This new focus on AI is part of the US’s renewed drive to advance its at-home capabilities, to keep up with competitors, such as China and Russia. The news is somewhat of a change of heart from the Trump administration. Some members of the government had previously shown initial skepticism about the technology, which contrasted starkly with China’s full-throttle approach.
Affordable consumer technology has made surveillance cheap and commoditized AI software has made it automatic. Those two trends merged this week, when drone manufacturer DJI partnered June 5 with Axon, the company that makes Taser weapons and police body cameras, to sell drones to local police departments around the United States. Now, not only do local police have access to drones, but footage from those flying cameras will be automatically analyzed by AI systems not disclosed to the public.
Among the most important lessons in human history is that those who adopt innovation in the most advantageous manner often triumph over competitors. This has never been truer than in the rapidly evolving artificial intelligence revolution underway, where we face great risk from a tripartite of totalitarian nations, corporate oligopolies and complacent democracies.
Now, fresh details from Uber’s fatal self-driving car crash in March underscore not just the difficulty of this problem, but its centrality. According to a preliminary report released by the National Transportation Safety Board last week, Uber’s system detected pedestrian Elaine Herzberg six seconds before striking and killing her. It identified her as an unknown object, then a vehicle, then finally a bicycle.

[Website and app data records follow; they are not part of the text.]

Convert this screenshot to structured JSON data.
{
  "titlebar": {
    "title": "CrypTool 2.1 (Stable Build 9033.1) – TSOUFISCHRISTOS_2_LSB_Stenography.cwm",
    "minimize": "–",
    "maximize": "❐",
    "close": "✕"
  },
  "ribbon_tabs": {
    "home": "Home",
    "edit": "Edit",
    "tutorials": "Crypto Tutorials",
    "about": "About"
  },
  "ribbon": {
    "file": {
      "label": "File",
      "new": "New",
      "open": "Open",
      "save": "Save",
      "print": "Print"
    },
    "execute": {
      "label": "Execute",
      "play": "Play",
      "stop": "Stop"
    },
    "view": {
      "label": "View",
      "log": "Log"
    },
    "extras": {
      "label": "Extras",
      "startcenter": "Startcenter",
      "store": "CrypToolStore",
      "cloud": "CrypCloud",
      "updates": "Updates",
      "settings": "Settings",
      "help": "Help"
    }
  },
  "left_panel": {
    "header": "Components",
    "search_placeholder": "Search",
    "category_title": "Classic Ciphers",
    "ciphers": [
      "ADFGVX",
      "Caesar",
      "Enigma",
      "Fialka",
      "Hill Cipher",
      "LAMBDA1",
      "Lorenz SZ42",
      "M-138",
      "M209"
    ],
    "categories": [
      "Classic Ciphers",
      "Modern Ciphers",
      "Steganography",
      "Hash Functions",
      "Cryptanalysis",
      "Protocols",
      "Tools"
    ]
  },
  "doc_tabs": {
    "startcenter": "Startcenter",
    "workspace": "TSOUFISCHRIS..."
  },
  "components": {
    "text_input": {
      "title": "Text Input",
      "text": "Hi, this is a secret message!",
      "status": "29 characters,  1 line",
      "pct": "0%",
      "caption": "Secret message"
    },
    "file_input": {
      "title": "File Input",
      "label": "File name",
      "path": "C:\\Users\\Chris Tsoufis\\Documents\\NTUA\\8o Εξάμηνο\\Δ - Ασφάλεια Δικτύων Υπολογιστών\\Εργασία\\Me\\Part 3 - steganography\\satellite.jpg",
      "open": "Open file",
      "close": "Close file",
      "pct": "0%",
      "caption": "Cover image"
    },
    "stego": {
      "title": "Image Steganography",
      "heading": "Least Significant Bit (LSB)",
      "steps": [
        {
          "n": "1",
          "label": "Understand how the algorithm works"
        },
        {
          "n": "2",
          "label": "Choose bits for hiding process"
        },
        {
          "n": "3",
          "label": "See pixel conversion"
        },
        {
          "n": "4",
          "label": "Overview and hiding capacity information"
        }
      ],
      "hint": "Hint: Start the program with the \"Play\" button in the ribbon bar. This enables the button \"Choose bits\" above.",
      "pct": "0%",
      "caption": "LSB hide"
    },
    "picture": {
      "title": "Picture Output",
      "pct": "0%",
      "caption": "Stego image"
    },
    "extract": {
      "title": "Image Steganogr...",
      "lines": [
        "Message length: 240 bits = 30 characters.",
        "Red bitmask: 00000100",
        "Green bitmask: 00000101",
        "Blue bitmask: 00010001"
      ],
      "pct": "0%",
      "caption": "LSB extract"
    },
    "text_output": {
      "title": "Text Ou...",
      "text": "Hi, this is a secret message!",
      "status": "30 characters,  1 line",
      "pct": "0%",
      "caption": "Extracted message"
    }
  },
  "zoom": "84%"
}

When former Google CEO Eric Schmidt was asked about Elon Musk’s warnings about AI, he had a succinct answer: “I think Elon is exactly wrong.” “He doesn’t understand the benefits that this technology will provide to making every human being smarter,” Schmidt said. “The fact of the matter is that AI and machine learning are so fundamentally good for humanity.”
The U.S., China, and Russia, are only a few of the countries that have announced they are ready to invest in research and in industries to keep pace with a technology that some say is changing the world. Smaller countries, such as the U.K., are exploring ways to become leaders in niche areas, while others such as South Korea see artificial intelligence as a way of maintaining their sovereignty by offsetting potential military threats.
The White House’s planned advisory committee on artificial intelligence may or may not help keep the country at the forefront of technological innovation, but it is another sign that the government is getting more serious about the importance of AI and the potential threats of falling behind in the “AI arms race.”
Education professionals are taking on the task to implement AI into operations, and finding it to be quite beneficial. While social media, music, and video games have their value, education is far more necessary. Computers with artificial intelligence embody the main principles of education -- learning, reasoning, and problem solving -- so it’s only natural to merge AI with the education world.
Developers and IT managers are now at the front lines of growing ethical dilemmas, as well as a potential partial surrendering by businesses of control over their decision-making to machines. Perhaps its time for greater awareness and education on bringing AI-based decision-making into the light.
The U.S. technology sector has long been a driver of global economic growth. From the PC to the Internet, the greatest advancements of the past 50 years were spawned in the U.S. This country's unique approach to limited regulation combined with public-private partnerships creates an environment for innovation generally unmatched in the free world. A national AI strategy can build on this history of economic and technological leadership.